Items listed in a dataset
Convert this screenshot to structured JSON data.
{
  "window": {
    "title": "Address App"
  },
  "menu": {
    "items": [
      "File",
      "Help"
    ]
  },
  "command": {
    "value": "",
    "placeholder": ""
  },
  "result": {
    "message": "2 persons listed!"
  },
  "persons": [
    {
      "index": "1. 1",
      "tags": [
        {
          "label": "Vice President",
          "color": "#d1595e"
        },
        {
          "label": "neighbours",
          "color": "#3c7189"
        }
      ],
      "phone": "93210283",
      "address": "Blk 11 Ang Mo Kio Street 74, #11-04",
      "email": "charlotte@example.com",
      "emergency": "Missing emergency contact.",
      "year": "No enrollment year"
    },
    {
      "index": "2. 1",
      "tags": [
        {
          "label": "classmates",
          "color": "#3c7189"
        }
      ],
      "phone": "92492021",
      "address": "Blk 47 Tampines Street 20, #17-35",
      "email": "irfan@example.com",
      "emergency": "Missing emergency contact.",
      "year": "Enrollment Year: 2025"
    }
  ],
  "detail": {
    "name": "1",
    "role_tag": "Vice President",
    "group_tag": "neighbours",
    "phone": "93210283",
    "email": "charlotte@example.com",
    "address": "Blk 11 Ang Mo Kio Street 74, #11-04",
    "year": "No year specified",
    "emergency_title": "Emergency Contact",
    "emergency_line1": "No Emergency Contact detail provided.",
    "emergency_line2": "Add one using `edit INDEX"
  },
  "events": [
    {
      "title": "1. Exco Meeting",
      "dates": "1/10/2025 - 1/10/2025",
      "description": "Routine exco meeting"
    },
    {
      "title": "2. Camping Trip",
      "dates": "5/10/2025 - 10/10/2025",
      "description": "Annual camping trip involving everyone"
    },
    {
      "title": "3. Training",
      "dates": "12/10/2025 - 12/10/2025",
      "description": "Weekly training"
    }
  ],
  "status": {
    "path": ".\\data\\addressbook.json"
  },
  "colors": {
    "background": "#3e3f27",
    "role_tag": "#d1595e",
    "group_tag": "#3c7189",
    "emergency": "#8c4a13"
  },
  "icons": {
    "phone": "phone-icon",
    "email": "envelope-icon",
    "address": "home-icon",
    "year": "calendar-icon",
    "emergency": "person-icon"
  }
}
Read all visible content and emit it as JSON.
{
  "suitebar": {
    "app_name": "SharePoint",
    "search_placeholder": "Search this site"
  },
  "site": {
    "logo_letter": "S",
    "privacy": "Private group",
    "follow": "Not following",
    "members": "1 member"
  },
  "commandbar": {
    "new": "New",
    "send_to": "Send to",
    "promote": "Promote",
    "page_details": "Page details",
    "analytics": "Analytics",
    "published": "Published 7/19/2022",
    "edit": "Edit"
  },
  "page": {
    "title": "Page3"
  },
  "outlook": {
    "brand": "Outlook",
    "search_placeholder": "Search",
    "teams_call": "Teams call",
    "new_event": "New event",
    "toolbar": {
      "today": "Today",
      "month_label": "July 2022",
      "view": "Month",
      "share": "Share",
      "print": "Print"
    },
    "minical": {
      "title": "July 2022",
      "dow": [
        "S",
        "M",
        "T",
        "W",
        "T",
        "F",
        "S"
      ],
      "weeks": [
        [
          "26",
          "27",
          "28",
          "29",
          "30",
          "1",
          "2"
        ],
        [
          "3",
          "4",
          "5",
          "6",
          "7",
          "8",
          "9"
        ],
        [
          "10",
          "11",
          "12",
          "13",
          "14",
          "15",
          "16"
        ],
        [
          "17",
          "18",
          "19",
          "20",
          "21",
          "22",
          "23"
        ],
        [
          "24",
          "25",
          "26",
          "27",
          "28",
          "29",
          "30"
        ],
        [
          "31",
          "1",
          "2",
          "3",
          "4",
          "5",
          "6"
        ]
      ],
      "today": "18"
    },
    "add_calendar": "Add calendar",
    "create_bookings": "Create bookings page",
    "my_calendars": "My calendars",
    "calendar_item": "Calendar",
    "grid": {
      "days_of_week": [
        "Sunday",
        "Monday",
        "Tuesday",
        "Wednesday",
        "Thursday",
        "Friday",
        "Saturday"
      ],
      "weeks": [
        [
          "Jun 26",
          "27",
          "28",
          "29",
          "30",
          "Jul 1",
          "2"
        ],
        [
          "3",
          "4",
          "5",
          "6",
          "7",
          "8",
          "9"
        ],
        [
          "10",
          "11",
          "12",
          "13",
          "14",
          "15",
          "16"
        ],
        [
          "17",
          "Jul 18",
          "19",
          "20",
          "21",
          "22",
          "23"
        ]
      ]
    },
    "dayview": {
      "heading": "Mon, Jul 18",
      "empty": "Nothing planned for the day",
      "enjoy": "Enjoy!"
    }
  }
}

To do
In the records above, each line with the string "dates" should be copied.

Exercise result
      "dates": "1/10/2025 - 1/10/2025",
      "dates": "5/10/2025 - 10/10/2025",
      "dates": "12/10/2025 - 12/10/2025",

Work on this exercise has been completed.